Pictured on the passenger side of the Fiat 500 is Luca de Meo. Sergio Marchionne, an Italian-Canadian and Fiat CEO, has appointed de Meo to be head of Fiat-owned Alfa Romeo. Poor Alfa; a brand that has struggled with dealers, reliability, and positioning. It is now Luca de Meo’s turn to try and sort it all out. Antonio Baravalle was the last to make an attempt. Alfa, somewhat like Ford earlier this decade, has introduced a halo model far above the regular production models available in their showrooms. Granted, just like the Ford GT, Alfa’s 8C Competizione is a wonderful vehicle. As far as its bearing on the Alfa’s people like you and I could drive…. the 8C becomes nigh-on inconsequential.
“One of De Meo’s duties is to take an out-of-the-box approach to Alfa’s US return.” Fiat Group CEO Sergio Marchionne.
“It will be more difficult than Fiat – at least with Fiat we knew where to start.” Alfa Romeo’s new CEO and still Chief Marketing Officer across the Fiat Group, Luca de Meo.

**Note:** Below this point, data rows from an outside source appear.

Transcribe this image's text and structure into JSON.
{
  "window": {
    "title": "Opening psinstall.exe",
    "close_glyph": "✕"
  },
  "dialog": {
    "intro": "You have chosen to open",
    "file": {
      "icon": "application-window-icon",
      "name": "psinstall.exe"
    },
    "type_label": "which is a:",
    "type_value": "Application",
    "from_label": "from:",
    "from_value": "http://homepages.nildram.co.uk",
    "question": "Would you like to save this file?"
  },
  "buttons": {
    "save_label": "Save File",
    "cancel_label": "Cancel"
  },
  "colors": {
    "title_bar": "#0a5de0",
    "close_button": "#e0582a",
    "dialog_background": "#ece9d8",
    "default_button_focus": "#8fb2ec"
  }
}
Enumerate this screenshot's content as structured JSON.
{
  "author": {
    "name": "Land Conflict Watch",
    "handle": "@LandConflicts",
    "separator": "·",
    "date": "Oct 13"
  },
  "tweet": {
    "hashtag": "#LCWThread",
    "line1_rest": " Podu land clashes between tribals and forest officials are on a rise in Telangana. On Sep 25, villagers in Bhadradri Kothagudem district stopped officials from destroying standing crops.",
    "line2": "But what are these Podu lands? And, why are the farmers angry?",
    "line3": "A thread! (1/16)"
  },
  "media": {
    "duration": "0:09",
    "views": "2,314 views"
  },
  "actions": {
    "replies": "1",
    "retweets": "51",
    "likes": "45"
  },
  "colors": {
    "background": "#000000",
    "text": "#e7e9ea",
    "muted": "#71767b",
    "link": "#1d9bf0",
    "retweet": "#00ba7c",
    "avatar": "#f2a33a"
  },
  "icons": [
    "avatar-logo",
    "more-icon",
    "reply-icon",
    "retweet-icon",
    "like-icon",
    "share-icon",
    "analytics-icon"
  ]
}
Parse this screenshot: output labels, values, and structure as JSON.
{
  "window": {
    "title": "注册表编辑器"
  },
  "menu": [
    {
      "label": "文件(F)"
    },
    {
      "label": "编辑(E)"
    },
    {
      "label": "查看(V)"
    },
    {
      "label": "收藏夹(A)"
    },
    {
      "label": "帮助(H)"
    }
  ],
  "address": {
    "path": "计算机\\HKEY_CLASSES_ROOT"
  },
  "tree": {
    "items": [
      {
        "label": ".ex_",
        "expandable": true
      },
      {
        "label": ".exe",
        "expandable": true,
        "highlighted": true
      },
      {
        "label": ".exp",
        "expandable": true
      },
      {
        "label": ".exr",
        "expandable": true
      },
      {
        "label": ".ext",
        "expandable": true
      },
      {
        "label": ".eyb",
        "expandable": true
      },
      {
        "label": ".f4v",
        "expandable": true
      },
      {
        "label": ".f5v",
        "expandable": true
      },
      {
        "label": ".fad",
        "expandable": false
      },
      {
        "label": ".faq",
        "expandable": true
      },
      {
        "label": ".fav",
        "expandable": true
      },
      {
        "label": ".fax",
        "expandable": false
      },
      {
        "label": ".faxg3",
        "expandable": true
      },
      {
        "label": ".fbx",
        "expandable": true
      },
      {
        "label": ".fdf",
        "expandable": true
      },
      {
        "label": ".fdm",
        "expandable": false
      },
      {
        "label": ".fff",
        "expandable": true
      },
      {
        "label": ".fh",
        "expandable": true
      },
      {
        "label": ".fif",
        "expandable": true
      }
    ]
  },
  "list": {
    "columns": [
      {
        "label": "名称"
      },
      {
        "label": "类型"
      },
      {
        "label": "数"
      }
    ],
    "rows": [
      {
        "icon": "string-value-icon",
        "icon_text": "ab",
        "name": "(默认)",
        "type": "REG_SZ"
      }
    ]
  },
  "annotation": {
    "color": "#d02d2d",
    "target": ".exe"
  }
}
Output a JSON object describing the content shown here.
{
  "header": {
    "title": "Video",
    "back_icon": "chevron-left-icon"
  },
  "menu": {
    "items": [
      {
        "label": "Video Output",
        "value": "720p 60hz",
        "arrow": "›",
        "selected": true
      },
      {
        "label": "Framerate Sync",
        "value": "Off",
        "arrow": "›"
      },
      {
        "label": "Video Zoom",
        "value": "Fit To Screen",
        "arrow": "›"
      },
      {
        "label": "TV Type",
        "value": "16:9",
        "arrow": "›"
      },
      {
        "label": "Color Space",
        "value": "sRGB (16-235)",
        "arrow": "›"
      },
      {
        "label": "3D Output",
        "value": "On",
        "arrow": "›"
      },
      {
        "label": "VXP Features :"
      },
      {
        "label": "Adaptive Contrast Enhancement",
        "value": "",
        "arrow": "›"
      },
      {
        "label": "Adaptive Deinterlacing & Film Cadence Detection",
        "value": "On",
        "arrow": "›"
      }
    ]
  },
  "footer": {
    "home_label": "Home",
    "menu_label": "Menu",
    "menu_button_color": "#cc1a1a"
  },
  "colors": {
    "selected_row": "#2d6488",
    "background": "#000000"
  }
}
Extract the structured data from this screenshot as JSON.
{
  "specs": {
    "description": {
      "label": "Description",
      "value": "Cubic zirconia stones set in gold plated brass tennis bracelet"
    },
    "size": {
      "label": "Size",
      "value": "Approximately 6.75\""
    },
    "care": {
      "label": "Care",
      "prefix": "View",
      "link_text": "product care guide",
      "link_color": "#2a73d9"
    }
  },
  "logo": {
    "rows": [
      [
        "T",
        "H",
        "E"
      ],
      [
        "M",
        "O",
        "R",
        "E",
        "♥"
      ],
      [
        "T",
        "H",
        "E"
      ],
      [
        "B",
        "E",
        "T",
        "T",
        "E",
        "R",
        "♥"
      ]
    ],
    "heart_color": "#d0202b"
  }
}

“If we can do it there, it should work anywhere.” Luca de Meo references the United Kingdom market, where Alfa saw a 30-40% increase in sales last year, making it the fastest growing brand in the UK. This came after a total revamp of the dealer network and a 50% reduction in showrooms.
“The difference this time, is that I am going to do it.” Luca de Meo responds to the fact that Karl-Heinz Kalbfell and Antonio Baravalle have made noble attempt towards the same goal.
“Alfa Romeos need to be compact, agile, pretty powerful, beautiful and with a good engine noise. It’s not rocket science, but it’s difficult to actually do.” Mr. de Meo succinctly describes the perfect Alfa Romeo and the difficulty to produce it.
“This is the man who I have given the unforgivable task of trying to fix Alfa Romeo.” Sergio Marchionne describes the difficult job description as he introduces his problem solver, Luca de Meo.